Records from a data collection
----
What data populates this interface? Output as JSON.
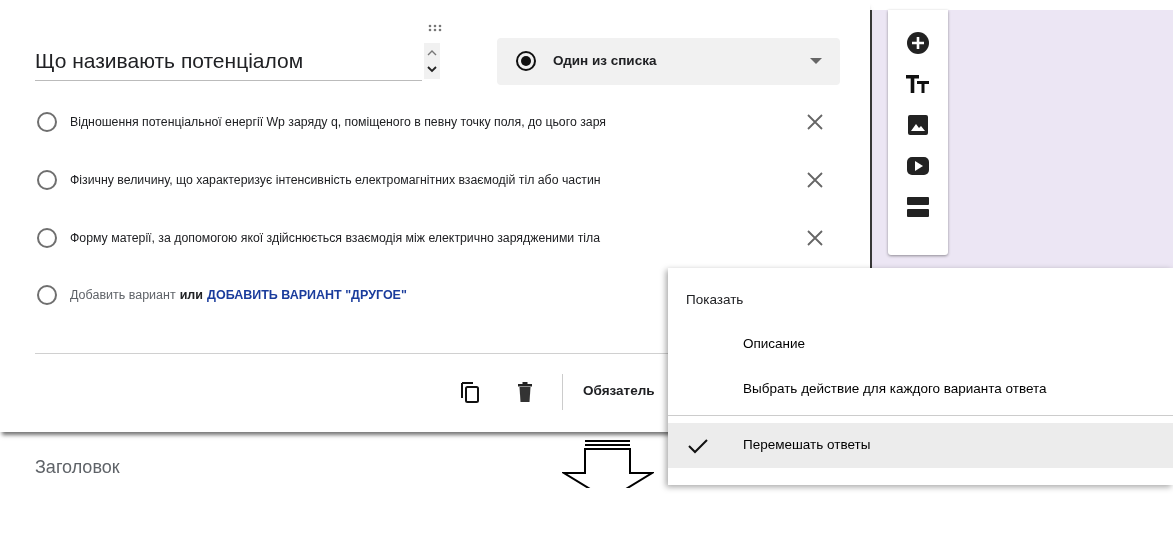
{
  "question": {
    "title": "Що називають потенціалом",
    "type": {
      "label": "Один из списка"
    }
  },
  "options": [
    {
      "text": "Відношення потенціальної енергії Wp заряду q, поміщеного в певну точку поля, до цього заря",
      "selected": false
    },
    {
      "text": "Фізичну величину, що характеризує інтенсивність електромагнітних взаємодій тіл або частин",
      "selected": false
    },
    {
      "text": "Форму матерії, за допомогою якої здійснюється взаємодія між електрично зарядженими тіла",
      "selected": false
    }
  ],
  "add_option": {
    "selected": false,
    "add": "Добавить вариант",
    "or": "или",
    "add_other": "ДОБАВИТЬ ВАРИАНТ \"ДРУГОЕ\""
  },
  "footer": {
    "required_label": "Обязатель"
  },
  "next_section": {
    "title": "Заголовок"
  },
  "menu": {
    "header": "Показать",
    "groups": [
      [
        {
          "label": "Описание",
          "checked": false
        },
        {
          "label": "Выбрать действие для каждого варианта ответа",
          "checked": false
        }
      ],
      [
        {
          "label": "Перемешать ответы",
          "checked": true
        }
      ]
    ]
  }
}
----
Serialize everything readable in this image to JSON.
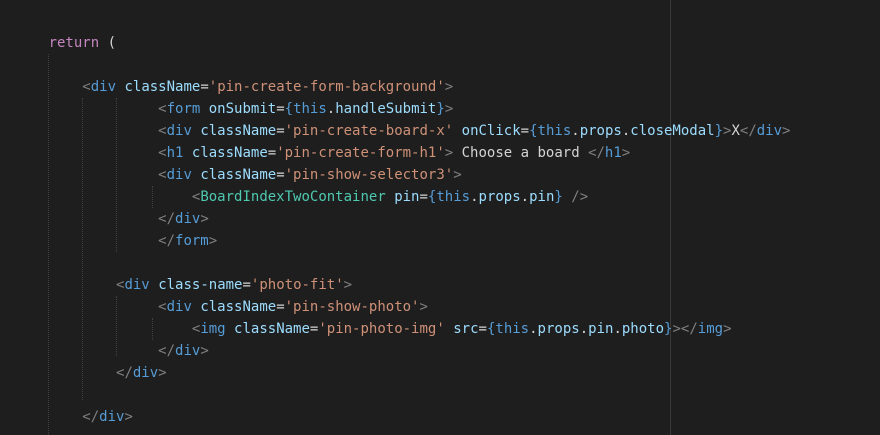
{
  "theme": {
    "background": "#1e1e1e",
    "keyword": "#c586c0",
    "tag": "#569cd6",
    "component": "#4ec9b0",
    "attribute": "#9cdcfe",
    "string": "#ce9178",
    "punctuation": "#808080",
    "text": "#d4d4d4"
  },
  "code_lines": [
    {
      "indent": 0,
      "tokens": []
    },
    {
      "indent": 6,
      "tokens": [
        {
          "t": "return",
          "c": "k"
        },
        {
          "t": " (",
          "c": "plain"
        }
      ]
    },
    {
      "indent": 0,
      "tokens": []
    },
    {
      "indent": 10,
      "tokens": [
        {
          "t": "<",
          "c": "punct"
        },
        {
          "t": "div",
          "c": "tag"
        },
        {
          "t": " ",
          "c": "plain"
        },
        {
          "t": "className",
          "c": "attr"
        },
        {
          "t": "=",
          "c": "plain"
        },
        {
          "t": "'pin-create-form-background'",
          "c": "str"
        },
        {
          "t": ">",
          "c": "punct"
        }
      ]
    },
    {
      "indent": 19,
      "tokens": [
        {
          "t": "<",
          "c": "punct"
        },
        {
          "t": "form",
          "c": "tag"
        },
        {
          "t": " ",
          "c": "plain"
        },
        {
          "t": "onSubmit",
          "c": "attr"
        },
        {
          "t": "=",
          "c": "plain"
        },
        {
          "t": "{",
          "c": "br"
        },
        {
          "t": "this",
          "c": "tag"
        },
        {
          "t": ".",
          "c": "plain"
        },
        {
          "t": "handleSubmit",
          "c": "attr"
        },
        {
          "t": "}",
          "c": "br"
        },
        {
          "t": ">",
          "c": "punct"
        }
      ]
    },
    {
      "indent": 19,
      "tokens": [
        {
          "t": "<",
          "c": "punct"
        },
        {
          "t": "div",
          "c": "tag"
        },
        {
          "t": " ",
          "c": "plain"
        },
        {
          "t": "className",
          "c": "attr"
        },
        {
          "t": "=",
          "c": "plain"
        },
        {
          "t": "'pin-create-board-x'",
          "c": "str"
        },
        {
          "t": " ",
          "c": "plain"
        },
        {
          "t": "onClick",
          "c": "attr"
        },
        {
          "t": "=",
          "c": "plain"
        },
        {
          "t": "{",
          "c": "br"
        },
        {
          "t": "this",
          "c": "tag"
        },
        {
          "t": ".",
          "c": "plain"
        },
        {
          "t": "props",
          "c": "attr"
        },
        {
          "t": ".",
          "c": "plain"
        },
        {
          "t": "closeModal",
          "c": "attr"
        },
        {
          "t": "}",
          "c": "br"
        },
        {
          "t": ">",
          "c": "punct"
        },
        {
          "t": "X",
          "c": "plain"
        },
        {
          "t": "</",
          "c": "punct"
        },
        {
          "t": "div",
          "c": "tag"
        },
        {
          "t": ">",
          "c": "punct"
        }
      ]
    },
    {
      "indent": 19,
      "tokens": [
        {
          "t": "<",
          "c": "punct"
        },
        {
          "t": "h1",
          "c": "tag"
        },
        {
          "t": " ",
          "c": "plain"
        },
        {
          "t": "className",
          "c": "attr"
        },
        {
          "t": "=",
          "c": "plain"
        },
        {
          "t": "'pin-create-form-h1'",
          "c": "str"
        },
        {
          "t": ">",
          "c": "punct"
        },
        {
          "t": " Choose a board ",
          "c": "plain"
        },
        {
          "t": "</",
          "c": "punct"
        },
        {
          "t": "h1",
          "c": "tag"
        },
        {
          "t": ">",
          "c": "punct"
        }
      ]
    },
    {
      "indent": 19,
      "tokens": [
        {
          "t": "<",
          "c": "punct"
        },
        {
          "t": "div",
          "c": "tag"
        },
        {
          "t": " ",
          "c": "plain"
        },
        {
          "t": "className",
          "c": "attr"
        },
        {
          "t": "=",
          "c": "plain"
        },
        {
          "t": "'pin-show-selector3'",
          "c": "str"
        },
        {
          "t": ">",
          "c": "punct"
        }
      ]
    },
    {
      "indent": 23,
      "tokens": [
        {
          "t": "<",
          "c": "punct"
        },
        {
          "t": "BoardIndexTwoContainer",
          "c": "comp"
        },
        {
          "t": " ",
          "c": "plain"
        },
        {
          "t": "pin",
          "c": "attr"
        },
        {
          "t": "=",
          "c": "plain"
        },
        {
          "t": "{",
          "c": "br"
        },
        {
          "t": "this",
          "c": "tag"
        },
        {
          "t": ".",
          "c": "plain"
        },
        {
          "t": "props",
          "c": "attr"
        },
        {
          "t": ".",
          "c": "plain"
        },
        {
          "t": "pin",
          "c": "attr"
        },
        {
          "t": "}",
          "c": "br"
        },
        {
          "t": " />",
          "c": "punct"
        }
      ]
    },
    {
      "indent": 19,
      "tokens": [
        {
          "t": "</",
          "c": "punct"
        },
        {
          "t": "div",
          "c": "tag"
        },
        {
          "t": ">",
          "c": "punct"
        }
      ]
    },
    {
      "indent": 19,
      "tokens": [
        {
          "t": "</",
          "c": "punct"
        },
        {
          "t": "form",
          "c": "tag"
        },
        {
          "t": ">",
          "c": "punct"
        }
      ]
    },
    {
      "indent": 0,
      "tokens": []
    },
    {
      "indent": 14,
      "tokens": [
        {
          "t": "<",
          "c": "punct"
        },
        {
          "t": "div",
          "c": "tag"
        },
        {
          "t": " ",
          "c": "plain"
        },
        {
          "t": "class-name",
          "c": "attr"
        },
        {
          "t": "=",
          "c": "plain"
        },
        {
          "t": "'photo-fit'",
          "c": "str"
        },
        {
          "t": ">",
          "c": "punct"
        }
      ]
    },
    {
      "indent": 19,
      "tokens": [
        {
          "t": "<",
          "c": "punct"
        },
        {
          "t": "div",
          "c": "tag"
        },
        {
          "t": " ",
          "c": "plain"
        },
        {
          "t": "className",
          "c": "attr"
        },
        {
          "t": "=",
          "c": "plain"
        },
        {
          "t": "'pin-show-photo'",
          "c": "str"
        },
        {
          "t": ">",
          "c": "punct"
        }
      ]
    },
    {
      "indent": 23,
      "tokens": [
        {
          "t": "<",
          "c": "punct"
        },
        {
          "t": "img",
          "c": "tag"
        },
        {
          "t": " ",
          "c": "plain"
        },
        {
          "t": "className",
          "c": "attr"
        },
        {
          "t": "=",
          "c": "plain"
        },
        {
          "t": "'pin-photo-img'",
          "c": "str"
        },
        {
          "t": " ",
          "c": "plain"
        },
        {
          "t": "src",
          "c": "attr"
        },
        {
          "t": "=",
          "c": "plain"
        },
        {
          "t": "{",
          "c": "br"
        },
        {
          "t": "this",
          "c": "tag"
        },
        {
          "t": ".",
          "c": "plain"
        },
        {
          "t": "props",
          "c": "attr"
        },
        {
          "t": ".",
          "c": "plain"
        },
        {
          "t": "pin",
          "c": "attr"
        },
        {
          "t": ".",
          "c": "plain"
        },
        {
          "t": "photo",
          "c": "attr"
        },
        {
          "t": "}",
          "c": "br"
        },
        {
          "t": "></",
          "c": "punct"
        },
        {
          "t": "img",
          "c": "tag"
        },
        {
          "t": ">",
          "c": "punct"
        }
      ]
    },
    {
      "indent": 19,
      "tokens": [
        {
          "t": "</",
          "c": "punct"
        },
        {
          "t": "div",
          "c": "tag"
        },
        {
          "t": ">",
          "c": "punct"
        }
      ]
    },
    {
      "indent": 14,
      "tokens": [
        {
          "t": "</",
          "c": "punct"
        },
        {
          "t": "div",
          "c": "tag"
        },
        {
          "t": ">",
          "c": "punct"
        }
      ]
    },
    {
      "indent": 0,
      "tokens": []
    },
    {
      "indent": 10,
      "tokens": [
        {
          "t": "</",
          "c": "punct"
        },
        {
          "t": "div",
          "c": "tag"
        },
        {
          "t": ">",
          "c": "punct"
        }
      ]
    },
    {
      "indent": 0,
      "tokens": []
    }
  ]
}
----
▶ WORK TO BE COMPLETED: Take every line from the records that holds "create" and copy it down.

▶ WRITTEN REPLY:
          "t": "'pin-create-form-background'",
          "t": "'pin-create-board-x'",
          "t": "'pin-create-form-h1'",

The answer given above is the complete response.